## EXERCISE
Set the data down again, word for word, as it appears below.

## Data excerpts

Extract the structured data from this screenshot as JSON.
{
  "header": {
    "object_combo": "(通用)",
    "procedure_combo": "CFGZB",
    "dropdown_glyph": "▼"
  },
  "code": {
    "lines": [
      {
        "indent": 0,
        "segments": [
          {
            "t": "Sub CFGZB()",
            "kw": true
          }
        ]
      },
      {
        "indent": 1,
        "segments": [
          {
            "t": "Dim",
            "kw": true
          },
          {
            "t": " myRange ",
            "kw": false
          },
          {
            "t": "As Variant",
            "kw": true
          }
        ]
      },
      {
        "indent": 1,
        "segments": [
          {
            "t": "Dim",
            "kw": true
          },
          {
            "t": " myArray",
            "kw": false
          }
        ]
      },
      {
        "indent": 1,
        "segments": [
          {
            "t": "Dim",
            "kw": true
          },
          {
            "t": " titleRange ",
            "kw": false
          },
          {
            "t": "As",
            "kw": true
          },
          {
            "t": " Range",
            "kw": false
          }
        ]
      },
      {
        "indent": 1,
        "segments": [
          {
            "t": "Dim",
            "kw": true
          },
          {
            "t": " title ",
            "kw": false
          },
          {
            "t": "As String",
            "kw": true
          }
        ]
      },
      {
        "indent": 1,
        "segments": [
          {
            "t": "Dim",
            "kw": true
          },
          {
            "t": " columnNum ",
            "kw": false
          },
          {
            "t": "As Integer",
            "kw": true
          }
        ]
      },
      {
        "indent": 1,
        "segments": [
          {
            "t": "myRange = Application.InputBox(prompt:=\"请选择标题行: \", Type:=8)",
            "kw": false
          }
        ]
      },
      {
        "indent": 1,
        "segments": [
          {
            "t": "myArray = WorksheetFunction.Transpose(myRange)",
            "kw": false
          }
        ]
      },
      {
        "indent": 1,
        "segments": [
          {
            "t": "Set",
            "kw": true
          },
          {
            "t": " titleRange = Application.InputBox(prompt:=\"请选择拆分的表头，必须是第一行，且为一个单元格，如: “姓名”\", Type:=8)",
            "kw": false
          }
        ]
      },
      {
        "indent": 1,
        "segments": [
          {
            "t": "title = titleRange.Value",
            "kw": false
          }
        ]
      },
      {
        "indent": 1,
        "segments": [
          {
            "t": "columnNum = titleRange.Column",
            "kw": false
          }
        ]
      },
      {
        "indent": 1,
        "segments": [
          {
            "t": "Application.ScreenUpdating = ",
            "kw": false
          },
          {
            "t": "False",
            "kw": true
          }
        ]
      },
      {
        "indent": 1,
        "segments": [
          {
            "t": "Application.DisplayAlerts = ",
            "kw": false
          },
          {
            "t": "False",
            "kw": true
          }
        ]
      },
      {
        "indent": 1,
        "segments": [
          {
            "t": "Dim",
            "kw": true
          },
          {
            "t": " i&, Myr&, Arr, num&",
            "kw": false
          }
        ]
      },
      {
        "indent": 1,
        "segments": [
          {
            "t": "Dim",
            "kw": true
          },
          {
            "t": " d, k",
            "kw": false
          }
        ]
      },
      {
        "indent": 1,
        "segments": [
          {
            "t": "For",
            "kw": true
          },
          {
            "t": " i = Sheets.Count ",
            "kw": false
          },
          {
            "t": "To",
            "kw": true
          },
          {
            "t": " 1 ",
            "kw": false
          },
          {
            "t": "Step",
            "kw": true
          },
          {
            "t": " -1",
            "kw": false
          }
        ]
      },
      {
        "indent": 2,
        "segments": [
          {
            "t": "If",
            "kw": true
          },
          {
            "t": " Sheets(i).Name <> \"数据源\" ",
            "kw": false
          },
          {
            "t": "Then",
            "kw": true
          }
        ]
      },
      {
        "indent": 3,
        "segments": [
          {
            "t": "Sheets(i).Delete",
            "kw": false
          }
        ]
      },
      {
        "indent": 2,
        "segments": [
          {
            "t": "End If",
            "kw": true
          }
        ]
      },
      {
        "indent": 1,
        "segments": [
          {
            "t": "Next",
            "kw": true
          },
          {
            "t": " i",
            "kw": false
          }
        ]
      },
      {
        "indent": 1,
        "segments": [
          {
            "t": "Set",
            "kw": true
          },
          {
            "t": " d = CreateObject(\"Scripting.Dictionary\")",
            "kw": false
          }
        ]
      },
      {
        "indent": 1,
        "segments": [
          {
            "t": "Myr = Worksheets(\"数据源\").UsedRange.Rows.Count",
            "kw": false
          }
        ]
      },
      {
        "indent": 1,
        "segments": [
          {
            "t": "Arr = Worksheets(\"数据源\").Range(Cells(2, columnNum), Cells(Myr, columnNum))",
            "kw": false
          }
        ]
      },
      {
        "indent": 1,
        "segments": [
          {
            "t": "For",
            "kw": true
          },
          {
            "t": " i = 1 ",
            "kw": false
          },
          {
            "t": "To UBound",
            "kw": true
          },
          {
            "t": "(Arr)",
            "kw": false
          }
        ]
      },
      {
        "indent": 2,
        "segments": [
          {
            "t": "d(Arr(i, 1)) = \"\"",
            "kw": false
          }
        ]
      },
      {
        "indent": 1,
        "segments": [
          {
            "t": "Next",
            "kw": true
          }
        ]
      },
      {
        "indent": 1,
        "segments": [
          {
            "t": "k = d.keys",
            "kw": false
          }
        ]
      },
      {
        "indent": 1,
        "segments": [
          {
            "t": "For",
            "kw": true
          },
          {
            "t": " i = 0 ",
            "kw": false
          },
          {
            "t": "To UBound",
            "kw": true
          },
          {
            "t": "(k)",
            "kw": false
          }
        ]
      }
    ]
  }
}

## REPLY TO THE EXERCISE
Extract the structured data from this screenshot as JSON.
{
  "header": {
    "object_combo": "(通用)",
    "procedure_combo": "CFGZB",
    "dropdown_glyph": "▼"
  },
  "code": {
    "lines": [
      {
        "indent": 0,
        "segments": [
          {
            "t": "Sub CFGZB()",
            "kw": true
          }
        ]
      },
      {
        "indent": 1,
        "segments": [
          {
            "t": "Dim",
            "kw": true
          },
          {
            "t": " myRange ",
            "kw": false
          },
          {
            "t": "As Variant",
            "kw": true
          }
        ]
      },
      {
        "indent": 1,
        "segments": [
          {
            "t": "Dim",
            "kw": true
          },
          {
            "t": " myArray",
            "kw": false
          }
        ]
      },
      {
        "indent": 1,
        "segments": [
          {
            "t": "Dim",
            "kw": true
          },
          {
            "t": " titleRange ",
            "kw": false
          },
          {
            "t": "As",
            "kw": true
          },
          {
            "t": " Range",
            "kw": false
          }
        ]
      },
      {
        "indent": 1,
        "segments": [
          {
            "t": "Dim",
            "kw": true
          },
          {
            "t": " title ",
            "kw": false
          },
          {
            "t": "As String",
            "kw": true
          }
        ]
      },
      {
        "indent": 1,
        "segments": [
          {
            "t": "Dim",
            "kw": true
          },
          {
            "t": " columnNum ",
            "kw": false
          },
          {
            "t": "As Integer",
            "kw": true
          }
        ]
      },
      {
        "indent": 1,
        "segments": [
          {
            "t": "myRange = Application.InputBox(prompt:=\"请选择标题行: \", Type:=8)",
            "kw": false
          }
        ]
      },
      {
        "indent": 1,
        "segments": [
          {
            "t": "myArray = WorksheetFunction.Transpose(myRange)",
            "kw": false
          }
        ]
      },
      {
        "indent": 1,
        "segments": [
          {
            "t": "Set",
            "kw": true
          },
          {
            "t": " titleRange = Application.InputBox(prompt:=\"请选择拆分的表头，必须是第一行，且为一个单元格，如: “姓名”\", Type:=8)",
            "kw": false
          }
        ]
      },
      {
        "indent": 1,
        "segments": [
          {
            "t": "title = titleRange.Value",
            "kw": false
          }
        ]
      },
      {
        "indent": 1,
        "segments": [
          {
            "t": "columnNum = titleRange.Column",
            "kw": false
          }
        ]
      },
      {
        "indent": 1,
        "segments": [
          {
            "t": "Application.ScreenUpdating = ",
            "kw": false
          },
          {
            "t": "False",
            "kw": true
          }
        ]
      },
      {
        "indent": 1,
        "segments": [
          {
            "t": "Application.DisplayAlerts = ",
            "kw": false
          },
          {
            "t": "False",
            "kw": true
          }
        ]
      },
      {
        "indent": 1,
        "segments": [
          {
            "t": "Dim",
            "kw": true
          },
          {
            "t": " i&, Myr&, Arr, num&",
            "kw": false
          }
        ]
      },
      {
        "indent": 1,
        "segments": [
          {
            "t": "Dim",
            "kw": true
          },
          {
            "t": " d, k",
            "kw": false
          }
        ]
      },
      {
        "indent": 1,
        "segments": [
          {
            "t": "For",
            "kw": true
          },
          {
            "t": " i = Sheets.Count ",
            "kw": false
          },
          {
            "t": "To",
            "kw": true
          },
          {
            "t": " 1 ",
            "kw": false
          },
          {
            "t": "Step",
            "kw": true
          },
          {
            "t": " -1",
            "kw": false
          }
        ]
      },
      {
        "indent": 2,
        "segments": [
          {
            "t": "If",
            "kw": true
          },
          {
            "t": " Sheets(i).Name <> \"数据源\" ",
            "kw": false
          },
          {
            "t": "Then",
            "kw": true
          }
        ]
      },
      {
        "indent": 3,
        "segments": [
          {
            "t": "Sheets(i).Delete",
            "kw": false
          }
        ]
      },
      {
        "indent": 2,
        "segments": [
          {
            "t": "End If",
            "kw": true
          }
        ]
      },
      {
        "indent": 1,
        "segments": [
          {
            "t": "Next",
            "kw": true
          },
          {
            "t": " i",
            "kw": false
          }
        ]
      },
      {
        "indent": 1,
        "segments": [
          {
            "t": "Set",
            "kw": true
          },
          {
            "t": " d = CreateObject(\"Scripting.Dictionary\")",
            "kw": false
          }
        ]
      },
      {
        "indent": 1,
        "segments": [
          {
            "t": "Myr = Worksheets(\"数据源\").UsedRange.Rows.Count",
            "kw": false
          }
        ]
      },
      {
        "indent": 1,
        "segments": [
          {
            "t": "Arr = Worksheets(\"数据源\").Range(Cells(2, columnNum), Cells(Myr, columnNum))",
            "kw": false
          }
        ]
      },
      {
        "indent": 1,
        "segments": [
          {
            "t": "For",
            "kw": true
          },
          {
            "t": " i = 1 ",
            "kw": false
          },
          {
            "t": "To UBound",
            "kw": true
          },
          {
            "t": "(Arr)",
            "kw": false
          }
        ]
      },
      {
        "indent": 2,
        "segments": [
          {
            "t": "d(Arr(i, 1)) = \"\"",
            "kw": false
          }
        ]
      },
      {
        "indent": 1,
        "segments": [
          {
            "t": "Next",
            "kw": true
          }
        ]
      },
      {
        "indent": 1,
        "segments": [
          {
            "t": "k = d.keys",
            "kw": false
          }
        ]
      },
      {
        "indent": 1,
        "segments": [
          {
            "t": "For",
            "kw": true
          },
          {
            "t": " i = 0 ",
            "kw": false
          },
          {
            "t": "To UBound",
            "kw": true
          },
          {
            "t": "(k)",
            "kw": false
          }
        ]
      }
    ]
  }
}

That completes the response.